I have no doubt Brian Lee – who is currently running Honest and ShoeDazzle – will discover this too. Building a company is just too hard, too all-encompassing for anyone to do two at once. Period. Next time you read a story or hear an interview with an entrepreneur telling you otherwise, know that he is either lying to himself or to you.
And while we’re on the topic of misuse of the phrase “Well, Steve Jobs did it,” let’s address the other time you hear it: whenever someone believes that simply replacing a CEO can totally change a dying company.
When Jobs returned to Apple, the biggest reason the turnaround worked wasn’t the stunning new products like the iMac, the iPod and the iPhone. It was that Jobs took a hard look at where the company was and slashed and burned jobs, projects and divisions with all the sensitivity of a barbarian. Three thousand jobs were cut in the first year, and all products that didn’t fit into his two-by-two grid were murdered. People were aghast, hurt, upset, angry – everything you’d expect. The board, at first, balked. But Jobs had no sentimentality about all of it. It was gone.
This is why Jerry Yang failed when he tried to “Steve Jobs” Yahoo. Jobs had no sacred cows. Yang had one huge one: the whole damn company. His emotional founder’s ties to Yahoo prevented him from selling the company to Microsoft for $40 a share – and the company has reeled from that since.
No Yahoo CEO has had the guts to make big moves since then, except Scott Thompson who unfortunately made all the wrong moves. This is why a CEO change made such a difference at Apple, and it never has at Yahoo. Because Jobs slashed and burned most of the company. The old Apple didn’t survive with a new CEO. He built a new Apple.
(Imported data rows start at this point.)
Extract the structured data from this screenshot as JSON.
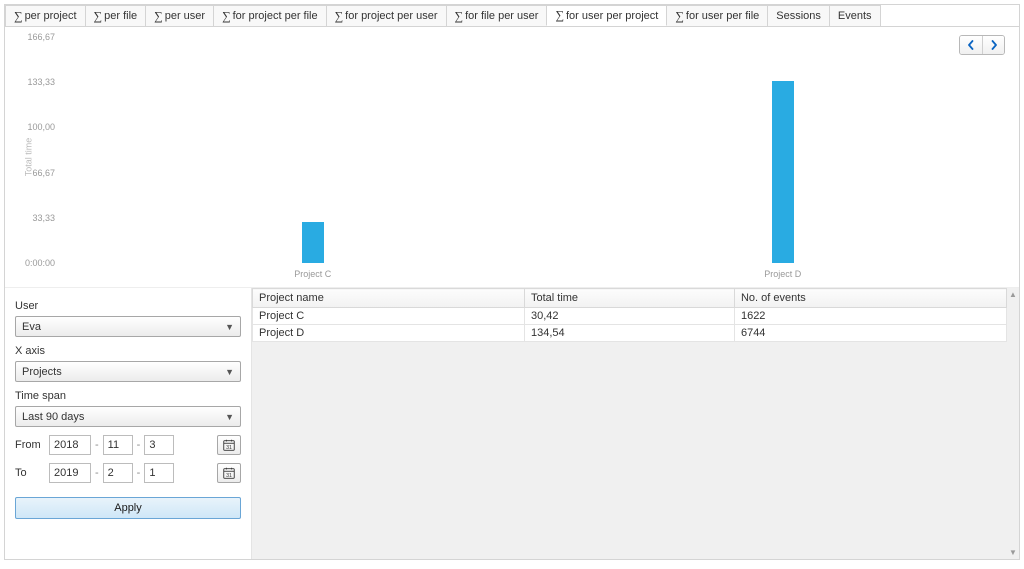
{
  "tabs": [
    {
      "label": "per project",
      "sigma": true
    },
    {
      "label": "per file",
      "sigma": true
    },
    {
      "label": "per user",
      "sigma": true
    },
    {
      "label": "for project per file",
      "sigma": true
    },
    {
      "label": "for project per user",
      "sigma": true
    },
    {
      "label": "for file per user",
      "sigma": true
    },
    {
      "label": "for user per project",
      "sigma": true,
      "active": true
    },
    {
      "label": "for user per file",
      "sigma": true
    },
    {
      "label": "Sessions",
      "sigma": false
    },
    {
      "label": "Events",
      "sigma": false
    }
  ],
  "chart_data": {
    "type": "bar",
    "categories": [
      "Project C",
      "Project D"
    ],
    "values": [
      30.42,
      134.54
    ],
    "ylabel": "Total time",
    "ylim": [
      0,
      166.67
    ],
    "yticks": [
      "0:00:00",
      "33,33",
      "66,67",
      "100,00",
      "133,33",
      "166,67"
    ]
  },
  "nav": {
    "prev": "‹",
    "next": "›"
  },
  "sidebar": {
    "user_label": "User",
    "user_value": "Eva",
    "xaxis_label": "X axis",
    "xaxis_value": "Projects",
    "timespan_label": "Time span",
    "timespan_value": "Last 90 days",
    "from_label": "From",
    "from_y": "2018",
    "from_m": "11",
    "from_d": "3",
    "to_label": "To",
    "to_y": "2019",
    "to_m": "2",
    "to_d": "1",
    "apply_label": "Apply"
  },
  "table": {
    "headers": [
      "Project name",
      "Total time",
      "No. of events"
    ],
    "rows": [
      [
        "Project C",
        "30,42",
        "1622"
      ],
      [
        "Project D",
        "134,54",
        "6744"
      ]
    ]
  }
}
Next time someone tells you Marissa Mayer can “free iPods and lattes!” her way to a Yahoo turnaround rather than slashing its terrifically bloated staff and making hard decisions, remember not just to ask “What would Steve Jobs do?” but also to consider what Jobs actually did.
PHOTO: Jack Dorsey, founder of Square and Twitter, speaks onstage during day one of TechCrunch Disrupt SF 2012 event at the San Francisco Design Center Concourse in San Francisco, California, September 10, 2012. REUTERS/Stephen Lam